(Items from a data source)
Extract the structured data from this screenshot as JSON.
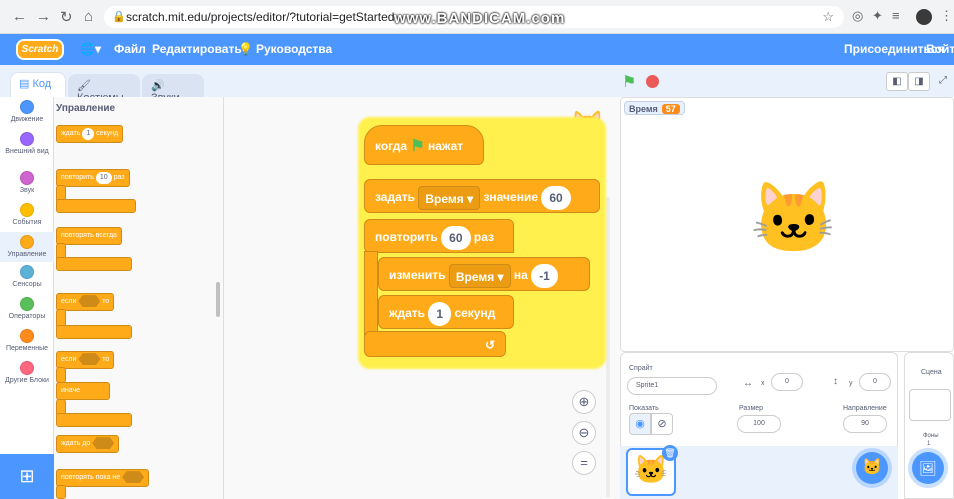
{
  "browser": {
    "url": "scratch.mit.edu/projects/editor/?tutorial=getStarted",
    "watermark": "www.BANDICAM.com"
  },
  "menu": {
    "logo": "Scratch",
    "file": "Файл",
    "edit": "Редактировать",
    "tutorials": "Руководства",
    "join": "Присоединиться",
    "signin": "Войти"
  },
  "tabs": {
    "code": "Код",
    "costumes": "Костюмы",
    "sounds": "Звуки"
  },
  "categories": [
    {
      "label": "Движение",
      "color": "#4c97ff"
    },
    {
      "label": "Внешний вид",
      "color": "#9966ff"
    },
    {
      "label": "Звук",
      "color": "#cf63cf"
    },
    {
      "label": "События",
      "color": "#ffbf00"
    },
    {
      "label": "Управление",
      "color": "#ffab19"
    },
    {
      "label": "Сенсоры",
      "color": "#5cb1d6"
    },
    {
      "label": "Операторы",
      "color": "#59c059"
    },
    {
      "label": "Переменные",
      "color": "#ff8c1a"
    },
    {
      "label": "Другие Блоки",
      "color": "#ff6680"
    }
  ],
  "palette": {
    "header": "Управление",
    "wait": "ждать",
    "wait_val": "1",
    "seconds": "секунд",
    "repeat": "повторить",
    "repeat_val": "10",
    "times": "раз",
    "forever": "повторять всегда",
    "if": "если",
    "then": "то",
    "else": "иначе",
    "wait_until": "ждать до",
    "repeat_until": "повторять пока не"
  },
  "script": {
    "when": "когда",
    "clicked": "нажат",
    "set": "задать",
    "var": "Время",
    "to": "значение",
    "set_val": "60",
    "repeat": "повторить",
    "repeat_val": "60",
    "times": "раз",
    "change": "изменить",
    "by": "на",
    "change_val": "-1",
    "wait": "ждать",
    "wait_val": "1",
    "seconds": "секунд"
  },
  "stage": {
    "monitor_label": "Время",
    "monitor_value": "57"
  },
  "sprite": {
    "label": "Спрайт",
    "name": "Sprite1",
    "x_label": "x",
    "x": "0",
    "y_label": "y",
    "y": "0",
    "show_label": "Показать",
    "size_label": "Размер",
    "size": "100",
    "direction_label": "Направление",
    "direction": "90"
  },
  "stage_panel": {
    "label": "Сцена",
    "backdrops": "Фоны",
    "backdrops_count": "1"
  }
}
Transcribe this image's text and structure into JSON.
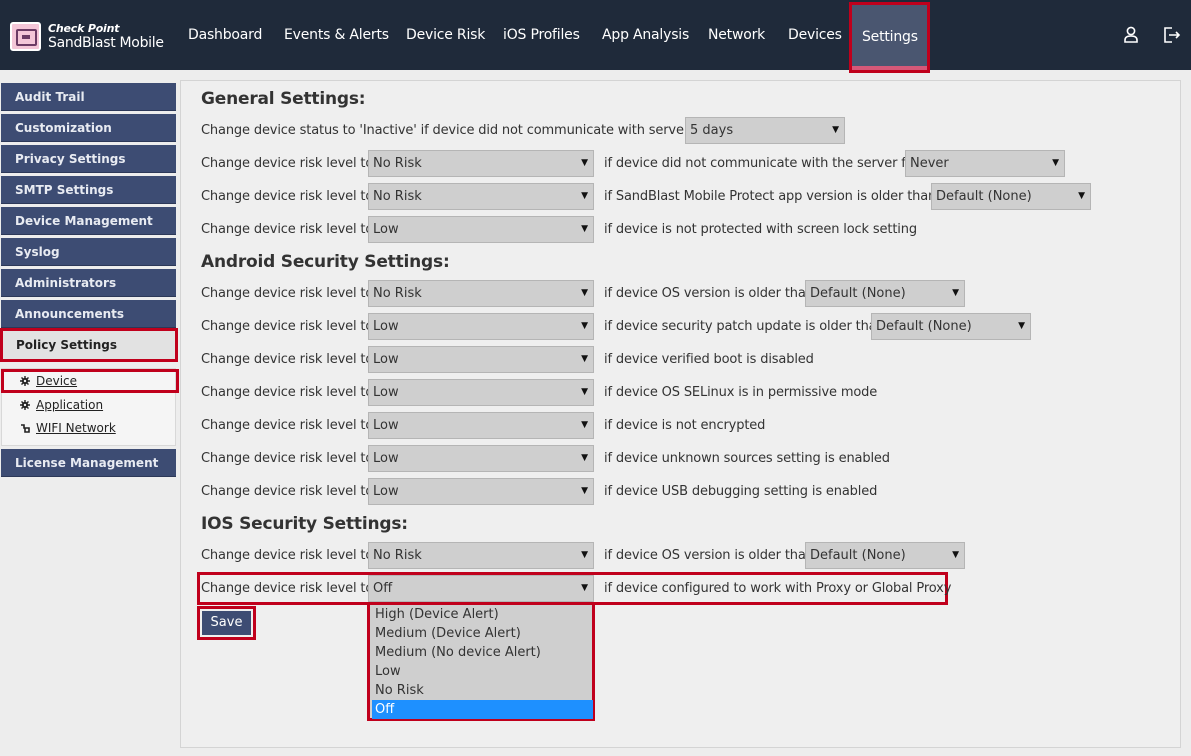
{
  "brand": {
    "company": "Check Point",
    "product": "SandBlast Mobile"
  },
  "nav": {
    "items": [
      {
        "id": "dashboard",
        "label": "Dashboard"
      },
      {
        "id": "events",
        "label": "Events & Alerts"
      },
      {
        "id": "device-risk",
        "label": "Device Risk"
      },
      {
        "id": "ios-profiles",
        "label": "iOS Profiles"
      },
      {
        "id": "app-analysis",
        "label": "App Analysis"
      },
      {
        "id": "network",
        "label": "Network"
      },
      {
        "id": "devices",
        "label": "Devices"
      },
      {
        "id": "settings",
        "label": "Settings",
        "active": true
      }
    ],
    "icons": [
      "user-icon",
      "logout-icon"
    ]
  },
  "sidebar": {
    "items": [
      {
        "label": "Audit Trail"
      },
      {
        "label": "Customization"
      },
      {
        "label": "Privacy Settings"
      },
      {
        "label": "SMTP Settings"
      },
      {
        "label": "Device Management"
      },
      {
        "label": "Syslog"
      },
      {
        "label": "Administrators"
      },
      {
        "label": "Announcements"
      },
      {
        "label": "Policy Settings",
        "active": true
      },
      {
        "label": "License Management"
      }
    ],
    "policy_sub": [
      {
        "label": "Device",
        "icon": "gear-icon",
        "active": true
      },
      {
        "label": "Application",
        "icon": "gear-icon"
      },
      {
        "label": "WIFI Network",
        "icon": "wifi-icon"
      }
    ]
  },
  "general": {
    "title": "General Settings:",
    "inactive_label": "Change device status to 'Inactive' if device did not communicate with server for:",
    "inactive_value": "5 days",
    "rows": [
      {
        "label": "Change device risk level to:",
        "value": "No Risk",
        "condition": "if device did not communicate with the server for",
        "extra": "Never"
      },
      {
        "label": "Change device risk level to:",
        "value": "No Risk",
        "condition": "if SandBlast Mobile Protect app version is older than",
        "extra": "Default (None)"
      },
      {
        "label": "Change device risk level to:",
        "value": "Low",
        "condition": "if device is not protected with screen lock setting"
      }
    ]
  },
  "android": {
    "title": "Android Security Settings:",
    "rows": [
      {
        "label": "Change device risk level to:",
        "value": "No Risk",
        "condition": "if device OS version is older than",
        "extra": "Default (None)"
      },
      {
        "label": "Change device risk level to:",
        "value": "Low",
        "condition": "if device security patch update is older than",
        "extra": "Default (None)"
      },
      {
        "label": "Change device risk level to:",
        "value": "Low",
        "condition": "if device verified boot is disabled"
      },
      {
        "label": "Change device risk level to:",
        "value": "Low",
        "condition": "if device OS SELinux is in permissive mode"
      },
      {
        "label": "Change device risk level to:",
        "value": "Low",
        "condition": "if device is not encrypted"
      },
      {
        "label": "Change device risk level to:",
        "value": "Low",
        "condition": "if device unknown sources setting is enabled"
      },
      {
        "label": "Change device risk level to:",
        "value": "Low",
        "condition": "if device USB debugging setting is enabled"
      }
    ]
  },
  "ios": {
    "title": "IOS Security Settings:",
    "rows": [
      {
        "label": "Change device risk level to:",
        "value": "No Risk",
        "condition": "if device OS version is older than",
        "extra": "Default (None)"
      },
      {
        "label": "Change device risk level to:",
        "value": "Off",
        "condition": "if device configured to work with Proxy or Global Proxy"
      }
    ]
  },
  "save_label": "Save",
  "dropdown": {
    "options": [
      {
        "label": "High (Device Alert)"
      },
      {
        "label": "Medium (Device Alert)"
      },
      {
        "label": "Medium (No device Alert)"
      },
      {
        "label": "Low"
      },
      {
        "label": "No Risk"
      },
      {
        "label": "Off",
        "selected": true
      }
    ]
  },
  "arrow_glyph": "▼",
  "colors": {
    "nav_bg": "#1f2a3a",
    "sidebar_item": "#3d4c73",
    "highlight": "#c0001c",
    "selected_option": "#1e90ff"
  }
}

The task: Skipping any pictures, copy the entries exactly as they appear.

Exercise result:
Extract the structured data from this screenshot as JSON.
{
  "browser": {
    "url": "scratch.mit.edu/projects/editor/?tutorial=getStarted",
    "watermark": "www.BANDICAM.com"
  },
  "menu": {
    "logo": "Scratch",
    "file": "Файл",
    "edit": "Редактировать",
    "tutorials": "Руководства",
    "join": "Присоединиться",
    "signin": "Войти"
  },
  "tabs": {
    "code": "Код",
    "costumes": "Костюмы",
    "sounds": "Звуки"
  },
  "categories": [
    {
      "label": "Движение",
      "color": "#4c97ff"
    },
    {
      "label": "Внешний вид",
      "color": "#9966ff"
    },
    {
      "label": "Звук",
      "color": "#cf63cf"
    },
    {
      "label": "События",
      "color": "#ffbf00"
    },
    {
      "label": "Управление",
      "color": "#ffab19"
    },
    {
      "label": "Сенсоры",
      "color": "#5cb1d6"
    },
    {
      "label": "Операторы",
      "color": "#59c059"
    },
    {
      "label": "Переменные",
      "color": "#ff8c1a"
    },
    {
      "label": "Другие Блоки",
      "color": "#ff6680"
    }
  ],
  "palette": {
    "header": "Управление",
    "wait": "ждать",
    "wait_val": "1",
    "seconds": "секунд",
    "repeat": "повторить",
    "repeat_val": "10",
    "times": "раз",
    "forever": "повторять всегда",
    "if": "если",
    "then": "то",
    "else": "иначе",
    "wait_until": "ждать до",
    "repeat_until": "повторять пока не"
  },
  "script": {
    "when": "когда",
    "clicked": "нажат",
    "set": "задать",
    "var": "Время",
    "to": "значение",
    "set_val": "60",
    "repeat": "повторить",
    "repeat_val": "60",
    "times": "раз",
    "change": "изменить",
    "by": "на",
    "change_val": "-1",
    "wait": "ждать",
    "wait_val": "1",
    "seconds": "секунд"
  },
  "stage": {
    "monitor_label": "Время",
    "monitor_value": "57"
  },
  "sprite": {
    "label": "Спрайт",
    "name": "Sprite1",
    "x_label": "x",
    "x": "0",
    "y_label": "y",
    "y": "0",
    "show_label": "Показать",
    "size_label": "Размер",
    "size": "100",
    "direction_label": "Направление",
    "direction": "90"
  },
  "stage_panel": {
    "label": "Сцена",
    "backdrops": "Фоны",
    "backdrops_count": "1"
  }
}
Transcribe this image's text and structure into JSON.
{
  "brand": {
    "company": "Check Point",
    "product": "SandBlast Mobile"
  },
  "nav": {
    "items": [
      {
        "id": "dashboard",
        "label": "Dashboard"
      },
      {
        "id": "events",
        "label": "Events & Alerts"
      },
      {
        "id": "device-risk",
        "label": "Device Risk"
      },
      {
        "id": "ios-profiles",
        "label": "iOS Profiles"
      },
      {
        "id": "app-analysis",
        "label": "App Analysis"
      },
      {
        "id": "network",
        "label": "Network"
      },
      {
        "id": "devices",
        "label": "Devices"
      },
      {
        "id": "settings",
        "label": "Settings",
        "active": true
      }
    ],
    "icons": [
      "user-icon",
      "logout-icon"
    ]
  },
  "sidebar": {
    "items": [
      {
        "label": "Audit Trail"
      },
      {
        "label": "Customization"
      },
      {
        "label": "Privacy Settings"
      },
      {
        "label": "SMTP Settings"
      },
      {
        "label": "Device Management"
      },
      {
        "label": "Syslog"
      },
      {
        "label": "Administrators"
      },
      {
        "label": "Announcements"
      },
      {
        "label": "Policy Settings",
        "active": true
      },
      {
        "label": "License Management"
      }
    ],
    "policy_sub": [
      {
        "label": "Device",
        "icon": "gear-icon",
        "active": true
      },
      {
        "label": "Application",
        "icon": "gear-icon"
      },
      {
        "label": "WIFI Network",
        "icon": "wifi-icon"
      }
    ]
  },
  "general": {
    "title": "General Settings:",
    "inactive_label": "Change device status to 'Inactive' if device did not communicate with server for:",
    "inactive_value": "5 days",
    "rows": [
      {
        "label": "Change device risk level to:",
        "value": "No Risk",
        "condition": "if device did not communicate with the server for",
        "extra": "Never"
      },
      {
        "label": "Change device risk level to:",
        "value": "No Risk",
        "condition": "if SandBlast Mobile Protect app version is older than",
        "extra": "Default (None)"
      },
      {
        "label": "Change device risk level to:",
        "value": "Low",
        "condition": "if device is not protected with screen lock setting"
      }
    ]
  },
  "android": {
    "title": "Android Security Settings:",
    "rows": [
      {
        "label": "Change device risk level to:",
        "value": "No Risk",
        "condition": "if device OS version is older than",
        "extra": "Default (None)"
      },
      {
        "label": "Change device risk level to:",
        "value": "Low",
        "condition": "if device security patch update is older than",
        "extra": "Default (None)"
      },
      {
        "label": "Change device risk level to:",
        "value": "Low",
        "condition": "if device verified boot is disabled"
      },
      {
        "label": "Change device risk level to:",
        "value": "Low",
        "condition": "if device OS SELinux is in permissive mode"
      },
      {
        "label": "Change device risk level to:",
        "value": "Low",
        "condition": "if device is not encrypted"
      },
      {
        "label": "Change device risk level to:",
        "value": "Low",
        "condition": "if device unknown sources setting is enabled"
      },
      {
        "label": "Change device risk level to:",
        "value": "Low",
        "condition": "if device USB debugging setting is enabled"
      }
    ]
  },
  "ios": {
    "title": "IOS Security Settings:",
    "rows": [
      {
        "label": "Change device risk level to:",
        "value": "No Risk",
        "condition": "if device OS version is older than",
        "extra": "Default (None)"
      },
      {
        "label": "Change device risk level to:",
        "value": "Off",
        "condition": "if device configured to work with Proxy or Global Proxy"
      }
    ]
  },
  "save_label": "Save",
  "dropdown": {
    "options": [
      {
        "label": "High (Device Alert)"
      },
      {
        "label": "Medium (Device Alert)"
      },
      {
        "label": "Medium (No device Alert)"
      },
      {
        "label": "Low"
      },
      {
        "label": "No Risk"
      },
      {
        "label": "Off",
        "selected": true
      }
    ]
  },
  "arrow_glyph": "▼",
  "colors": {
    "nav_bg": "#1f2a3a",
    "sidebar_item": "#3d4c73",
    "highlight": "#c0001c",
    "selected_option": "#1e90ff"
  }
}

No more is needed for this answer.